It’s been a while since there was a real werewolf movie. These feral hybrid creatures have lately only functioned as opponents for vampires in the Twilight and Underworld movies. The Wolfman puts the killing machine once again front and center but sadly forgets to establish a clear protagonist which makes it a movie with no character to really care about, thus making it difficult for the viewer to actually care about the movie.
The protagonist of the story is Lawrence Talbot (Benicio Del Toro) who is an actor but travels back to his home village because his brother went missing on a night two other villagers were found dead. He has an estranged relationship with his father (Anthony Hopkins). His brother’s body, or what was left of it, was quickly found and Lawrence decides to stay a little longer until he finds out what happened. The rumors are talking about a vicious creature. One night when he’s visiting gipsies this mysterious creature attacks the camp and takes bait out of Lawrence giving him Lycanthropy, which turns him into a Wolfman at full moon.
No Lawrence might be presented as the protagonist but a detached performance by Benicio Del Toro kept me from identifying with him. Of course it’s sad that this happened to him, but on the other hand I had more sympathy for the villagers and Inspector Abberline who were pretty much innocent and a bit ignorant due to them not understanding what is going on but you an hardly blame them as they see their number getting smaller every full moon.
There’s also Gwen (Emily Blunt), formerly involved with Lawrence’s brother but now slowly taking a liking in Lawrence himself. She doesn’t get much to do the first half of the movie. Despite being noble she does aid a guilty fugitive in his escape.
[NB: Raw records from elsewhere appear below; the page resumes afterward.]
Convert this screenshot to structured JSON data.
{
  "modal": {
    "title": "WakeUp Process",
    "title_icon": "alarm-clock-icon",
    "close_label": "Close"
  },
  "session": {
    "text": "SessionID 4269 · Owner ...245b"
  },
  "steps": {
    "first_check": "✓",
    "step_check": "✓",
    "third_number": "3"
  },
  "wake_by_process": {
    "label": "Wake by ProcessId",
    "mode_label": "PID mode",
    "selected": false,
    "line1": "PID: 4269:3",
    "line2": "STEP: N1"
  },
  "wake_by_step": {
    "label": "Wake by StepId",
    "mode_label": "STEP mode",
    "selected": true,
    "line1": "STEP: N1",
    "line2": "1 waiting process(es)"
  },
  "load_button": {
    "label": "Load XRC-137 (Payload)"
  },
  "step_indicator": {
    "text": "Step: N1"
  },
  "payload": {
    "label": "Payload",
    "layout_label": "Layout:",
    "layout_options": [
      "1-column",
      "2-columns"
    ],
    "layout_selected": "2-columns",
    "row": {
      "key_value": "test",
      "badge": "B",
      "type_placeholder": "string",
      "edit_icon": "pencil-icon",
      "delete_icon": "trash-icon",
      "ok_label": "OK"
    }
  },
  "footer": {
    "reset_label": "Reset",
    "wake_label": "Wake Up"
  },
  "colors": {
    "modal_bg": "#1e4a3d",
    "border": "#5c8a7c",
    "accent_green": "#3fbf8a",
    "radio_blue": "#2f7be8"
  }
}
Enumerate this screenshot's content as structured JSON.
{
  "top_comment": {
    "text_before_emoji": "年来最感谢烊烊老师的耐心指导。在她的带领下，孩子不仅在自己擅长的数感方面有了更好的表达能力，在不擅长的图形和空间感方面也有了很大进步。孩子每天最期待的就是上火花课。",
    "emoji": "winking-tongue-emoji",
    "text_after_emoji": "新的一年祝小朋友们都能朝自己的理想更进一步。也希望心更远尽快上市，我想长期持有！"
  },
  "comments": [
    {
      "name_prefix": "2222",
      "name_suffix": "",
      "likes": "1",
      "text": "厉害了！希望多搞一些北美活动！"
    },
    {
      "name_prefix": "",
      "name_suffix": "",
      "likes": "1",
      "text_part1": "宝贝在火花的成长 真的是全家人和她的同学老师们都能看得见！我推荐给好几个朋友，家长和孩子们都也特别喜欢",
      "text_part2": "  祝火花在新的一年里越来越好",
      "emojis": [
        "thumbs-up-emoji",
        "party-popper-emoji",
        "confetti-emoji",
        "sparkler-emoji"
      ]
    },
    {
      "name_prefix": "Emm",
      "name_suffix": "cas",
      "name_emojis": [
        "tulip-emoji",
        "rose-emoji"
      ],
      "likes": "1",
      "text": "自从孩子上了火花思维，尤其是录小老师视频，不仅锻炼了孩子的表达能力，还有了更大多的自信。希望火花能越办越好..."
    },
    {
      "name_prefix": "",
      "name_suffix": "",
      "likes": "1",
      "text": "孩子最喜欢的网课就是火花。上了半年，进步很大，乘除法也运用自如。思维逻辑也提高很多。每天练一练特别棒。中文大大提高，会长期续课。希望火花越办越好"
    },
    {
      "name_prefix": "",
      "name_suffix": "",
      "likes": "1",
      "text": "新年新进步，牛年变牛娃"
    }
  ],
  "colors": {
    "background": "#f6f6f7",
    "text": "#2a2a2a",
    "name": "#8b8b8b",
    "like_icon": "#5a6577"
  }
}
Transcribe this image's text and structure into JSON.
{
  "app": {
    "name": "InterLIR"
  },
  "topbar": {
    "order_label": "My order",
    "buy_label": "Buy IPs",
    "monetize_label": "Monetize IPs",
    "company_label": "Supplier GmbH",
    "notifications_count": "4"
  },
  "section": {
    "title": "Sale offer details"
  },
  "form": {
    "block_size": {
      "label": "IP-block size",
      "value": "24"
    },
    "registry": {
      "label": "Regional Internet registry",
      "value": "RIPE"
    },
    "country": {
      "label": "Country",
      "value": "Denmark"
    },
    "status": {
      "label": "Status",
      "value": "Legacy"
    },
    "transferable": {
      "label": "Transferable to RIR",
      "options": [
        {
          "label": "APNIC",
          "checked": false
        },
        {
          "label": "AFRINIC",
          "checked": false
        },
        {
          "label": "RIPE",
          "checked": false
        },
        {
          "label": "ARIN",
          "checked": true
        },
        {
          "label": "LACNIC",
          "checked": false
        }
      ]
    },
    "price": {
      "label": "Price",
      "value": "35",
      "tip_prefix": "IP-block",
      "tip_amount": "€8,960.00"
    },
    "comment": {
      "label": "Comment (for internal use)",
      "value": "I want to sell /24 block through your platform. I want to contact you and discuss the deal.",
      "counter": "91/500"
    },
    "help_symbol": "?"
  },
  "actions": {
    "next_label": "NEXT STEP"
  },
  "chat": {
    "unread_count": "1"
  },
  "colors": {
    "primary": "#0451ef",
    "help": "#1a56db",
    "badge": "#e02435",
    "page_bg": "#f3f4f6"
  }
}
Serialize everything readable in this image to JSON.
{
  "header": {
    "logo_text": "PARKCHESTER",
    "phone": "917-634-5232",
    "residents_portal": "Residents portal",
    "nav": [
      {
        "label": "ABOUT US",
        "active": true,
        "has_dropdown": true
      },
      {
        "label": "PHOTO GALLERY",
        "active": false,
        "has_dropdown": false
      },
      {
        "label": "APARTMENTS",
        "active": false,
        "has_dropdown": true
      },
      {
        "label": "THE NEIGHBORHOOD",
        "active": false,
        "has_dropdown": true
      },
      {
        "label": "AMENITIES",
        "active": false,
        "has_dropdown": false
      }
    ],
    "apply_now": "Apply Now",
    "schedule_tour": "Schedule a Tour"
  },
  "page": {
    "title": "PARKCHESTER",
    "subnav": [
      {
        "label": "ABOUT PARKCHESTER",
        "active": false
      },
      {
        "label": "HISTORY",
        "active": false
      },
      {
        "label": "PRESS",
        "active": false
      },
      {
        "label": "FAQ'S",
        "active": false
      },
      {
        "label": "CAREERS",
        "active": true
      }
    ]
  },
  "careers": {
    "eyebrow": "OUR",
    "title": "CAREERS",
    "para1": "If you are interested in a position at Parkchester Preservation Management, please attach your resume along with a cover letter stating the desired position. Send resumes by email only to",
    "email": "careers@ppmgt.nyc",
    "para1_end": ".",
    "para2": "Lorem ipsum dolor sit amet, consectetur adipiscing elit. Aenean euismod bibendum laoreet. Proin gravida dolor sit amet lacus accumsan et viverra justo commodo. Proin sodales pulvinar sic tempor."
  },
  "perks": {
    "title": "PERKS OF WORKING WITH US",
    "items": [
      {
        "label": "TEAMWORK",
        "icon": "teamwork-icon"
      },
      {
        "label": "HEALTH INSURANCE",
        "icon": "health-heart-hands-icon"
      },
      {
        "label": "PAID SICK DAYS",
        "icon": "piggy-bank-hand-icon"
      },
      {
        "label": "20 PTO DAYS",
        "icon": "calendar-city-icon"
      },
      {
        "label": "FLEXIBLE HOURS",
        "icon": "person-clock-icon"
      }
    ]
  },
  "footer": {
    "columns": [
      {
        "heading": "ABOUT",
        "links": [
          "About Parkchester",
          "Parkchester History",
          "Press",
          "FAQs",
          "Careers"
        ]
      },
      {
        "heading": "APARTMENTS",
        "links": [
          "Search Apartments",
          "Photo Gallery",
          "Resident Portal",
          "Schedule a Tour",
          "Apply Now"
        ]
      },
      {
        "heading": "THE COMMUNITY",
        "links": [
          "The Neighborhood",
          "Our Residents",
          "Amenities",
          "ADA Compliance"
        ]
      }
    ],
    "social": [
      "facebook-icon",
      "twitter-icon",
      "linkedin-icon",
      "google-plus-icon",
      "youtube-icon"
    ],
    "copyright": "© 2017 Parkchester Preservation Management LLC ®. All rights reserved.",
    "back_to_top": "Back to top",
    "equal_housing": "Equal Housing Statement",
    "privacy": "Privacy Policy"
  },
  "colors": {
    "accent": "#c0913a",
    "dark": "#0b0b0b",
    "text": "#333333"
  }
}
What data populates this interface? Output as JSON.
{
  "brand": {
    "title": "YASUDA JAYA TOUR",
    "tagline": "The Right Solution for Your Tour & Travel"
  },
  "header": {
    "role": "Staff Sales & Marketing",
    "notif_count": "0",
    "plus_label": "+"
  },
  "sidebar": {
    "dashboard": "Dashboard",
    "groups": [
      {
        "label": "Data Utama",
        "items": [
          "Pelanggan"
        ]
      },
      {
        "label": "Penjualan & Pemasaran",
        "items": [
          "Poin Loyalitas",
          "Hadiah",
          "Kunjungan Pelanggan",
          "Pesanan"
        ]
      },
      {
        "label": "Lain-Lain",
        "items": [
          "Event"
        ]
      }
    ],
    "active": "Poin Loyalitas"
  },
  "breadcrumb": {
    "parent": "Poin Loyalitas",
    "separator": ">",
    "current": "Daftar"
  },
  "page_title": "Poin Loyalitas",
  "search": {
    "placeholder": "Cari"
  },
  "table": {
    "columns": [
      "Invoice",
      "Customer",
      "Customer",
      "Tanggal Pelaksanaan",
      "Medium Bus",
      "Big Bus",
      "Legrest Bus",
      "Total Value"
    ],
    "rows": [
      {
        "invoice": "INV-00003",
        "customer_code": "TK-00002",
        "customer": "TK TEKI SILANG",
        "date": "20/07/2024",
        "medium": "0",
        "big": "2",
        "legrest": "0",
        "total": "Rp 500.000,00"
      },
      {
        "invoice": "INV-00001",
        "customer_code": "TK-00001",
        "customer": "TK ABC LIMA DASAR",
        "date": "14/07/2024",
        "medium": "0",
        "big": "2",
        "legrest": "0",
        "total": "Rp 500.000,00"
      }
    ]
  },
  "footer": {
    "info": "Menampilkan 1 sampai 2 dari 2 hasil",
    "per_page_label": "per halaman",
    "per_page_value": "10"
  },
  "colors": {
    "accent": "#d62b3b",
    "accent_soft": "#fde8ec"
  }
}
Only in the finally is she the true protagonist of the story but at that point on the movie made me lose my interest.
I was a bit disappointed about the look of the Wolfman. It looks a lot like the original make up they did over 60 years ago. I would have liked it if the updated the look and made it more like a wolf rather than just a human face with some dentures and extra hair.
Yet there are a handful of good scenes though and the camerawork in some cases is excellent. The atmosphere of the village and the Talbot estate is really an integral part of the movie and one thing that does work for it.
But sadly I think that werewolves deserve a better movie than The Wolfman is.